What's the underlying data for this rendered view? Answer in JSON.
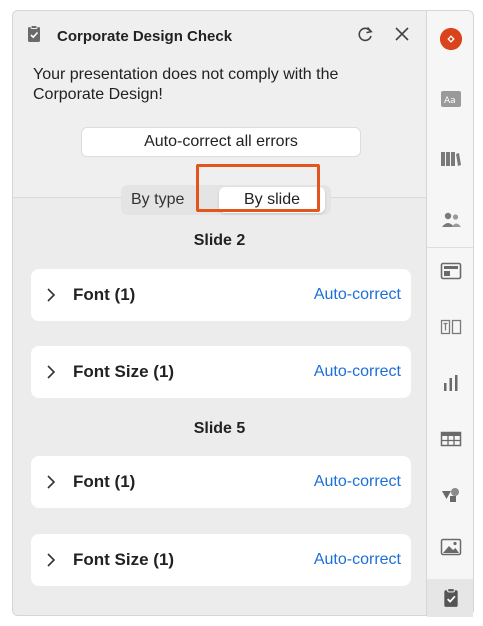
{
  "header": {
    "title": "Corporate Design Check",
    "icons": {
      "app": "clipboard-check-icon",
      "refresh": "refresh-icon",
      "close": "close-icon"
    }
  },
  "message": "Your presentation does not comply with the Corporate Design!",
  "autocorrect_all_label": "Auto-correct all errors",
  "view_toggle": {
    "options": [
      "By type",
      "By slide"
    ],
    "selected": "By slide"
  },
  "groups": [
    {
      "heading": "Slide 2",
      "issues": [
        {
          "label": "Font (1)",
          "action": "Auto-correct"
        },
        {
          "label": "Font Size (1)",
          "action": "Auto-correct"
        }
      ]
    },
    {
      "heading": "Slide 5",
      "issues": [
        {
          "label": "Font (1)",
          "action": "Auto-correct"
        },
        {
          "label": "Font Size (1)",
          "action": "Auto-correct"
        }
      ]
    }
  ],
  "sidebar": {
    "items": [
      "addin-logo-icon",
      "text-style-icon",
      "library-icon",
      "people-icon",
      "layout-icon",
      "textbox-icon",
      "chart-icon",
      "table-icon",
      "shapes-icon",
      "image-icon",
      "clipboard-check-icon"
    ],
    "active": "clipboard-check-icon"
  },
  "colors": {
    "accent_link": "#1d6fd8",
    "highlight": "#e0561c",
    "logo": "#d9441c",
    "panel_bg": "#efefef"
  }
}
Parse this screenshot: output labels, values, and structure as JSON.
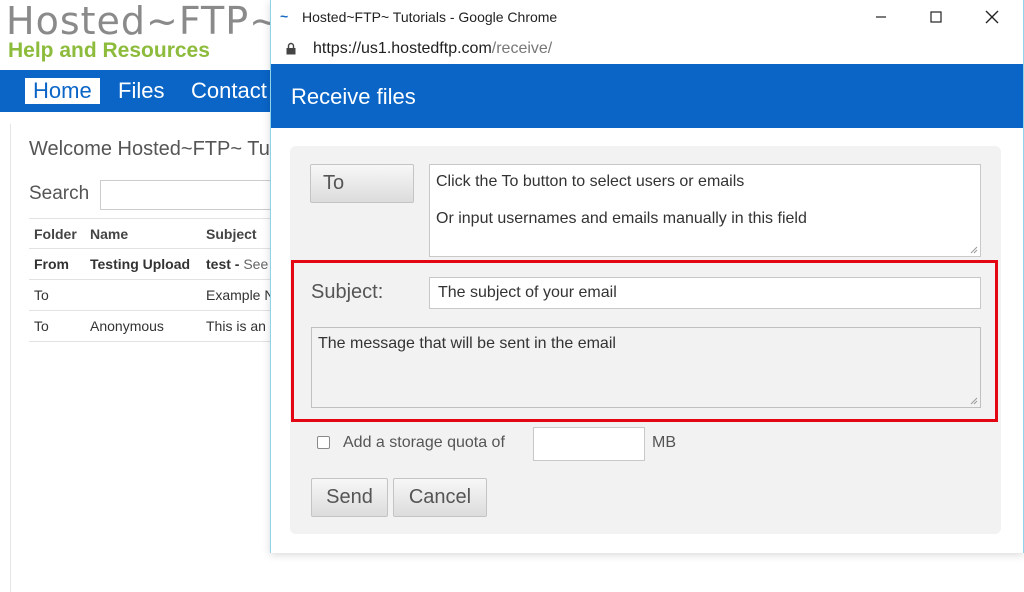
{
  "background_site": {
    "logo_line1": "Hosted~FTP~",
    "logo_line2": "Help and Resources",
    "nav": [
      "Home",
      "Files",
      "Contact"
    ],
    "welcome": "Welcome Hosted~FTP~ Tu",
    "search_label": "Search",
    "table": {
      "headers": [
        "Folder",
        "Name",
        "Subject"
      ],
      "rows": [
        {
          "folder": "From",
          "name": "Testing Upload",
          "subject": "test -",
          "subject_extra": "See"
        },
        {
          "folder": "To",
          "name": "",
          "subject": "Example N"
        },
        {
          "folder": "To",
          "name": "Anonymous",
          "subject": "This is an"
        }
      ]
    }
  },
  "browser": {
    "window_title": "Hosted~FTP~ Tutorials - Google Chrome",
    "url_host": "https://us1.hostedftp.com",
    "url_path": "/receive/",
    "favicon": "~"
  },
  "dialog": {
    "title": "Receive files",
    "to_button": "To",
    "to_placeholder_line1": "Click the To button to select users or emails",
    "to_placeholder_line2": "Or input usernames and emails manually in this field",
    "subject_label": "Subject:",
    "subject_placeholder": "The subject of your email",
    "message_placeholder": "The message that will be sent in the email",
    "quota_label": "Add a storage quota of",
    "quota_unit": "MB",
    "send_button": "Send",
    "cancel_button": "Cancel"
  },
  "colors": {
    "brand_blue": "#0a65c7",
    "highlight_red": "#e30613",
    "logo_green": "#8dbb3c"
  }
}
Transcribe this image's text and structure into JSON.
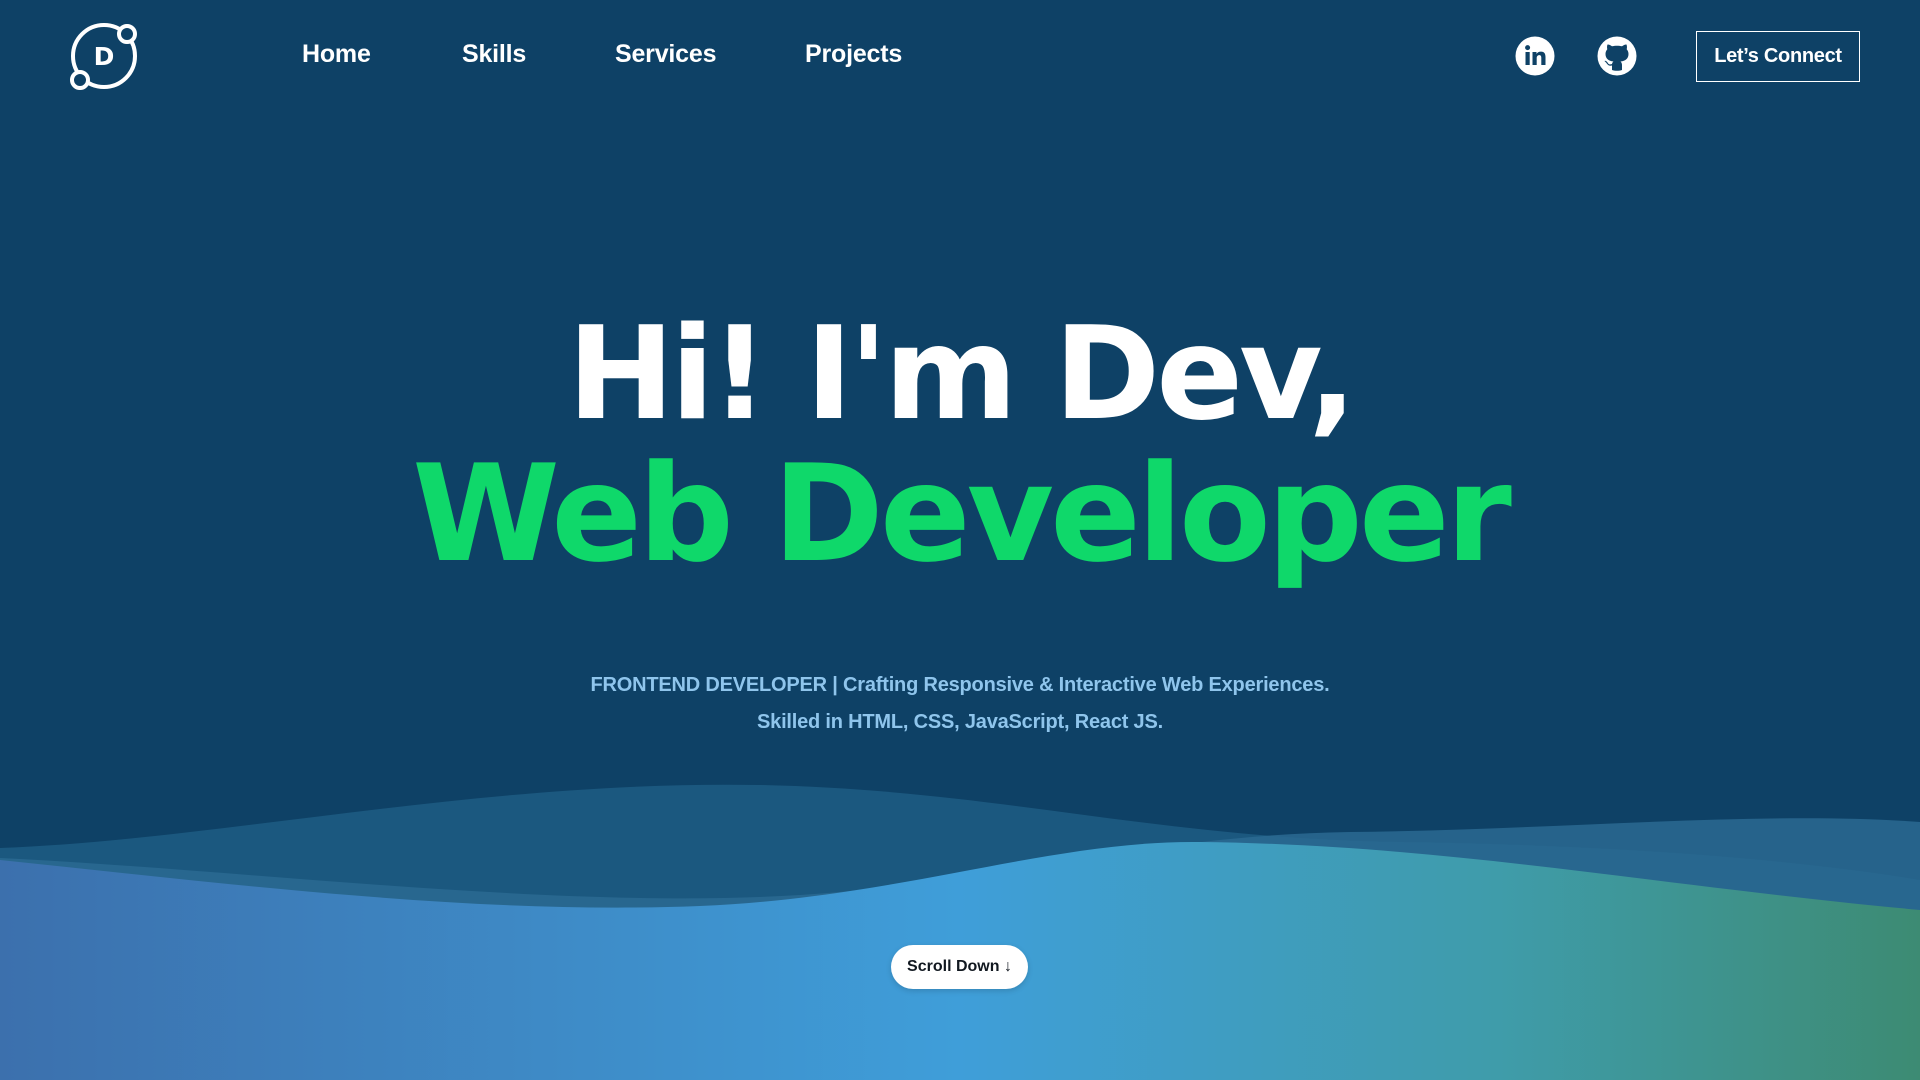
{
  "nav": {
    "logo_letter": "D",
    "links": [
      {
        "label": "Home"
      },
      {
        "label": "Skills"
      },
      {
        "label": "Services"
      },
      {
        "label": "Projects"
      }
    ],
    "social": [
      {
        "icon": "linkedin-icon"
      },
      {
        "icon": "github-icon"
      }
    ],
    "cta_label": "Let’s Connect"
  },
  "hero": {
    "greeting": "Hi! I'm Dev,",
    "role": "Web Developer",
    "tagline_line1": "FRONTEND DEVELOPER | Crafting Responsive & Interactive Web Experiences.",
    "tagline_line2": "Skilled in HTML, CSS, JavaScript, React JS."
  },
  "scroll_button": {
    "label": "Scroll Down ↓"
  },
  "colors": {
    "background": "#0e4166",
    "accent_green": "#0fd86a",
    "tagline": "#8fc5ec",
    "text": "#ffffff"
  }
}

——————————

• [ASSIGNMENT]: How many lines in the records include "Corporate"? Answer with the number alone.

• [RESPONSE TO THIS TASK]: 2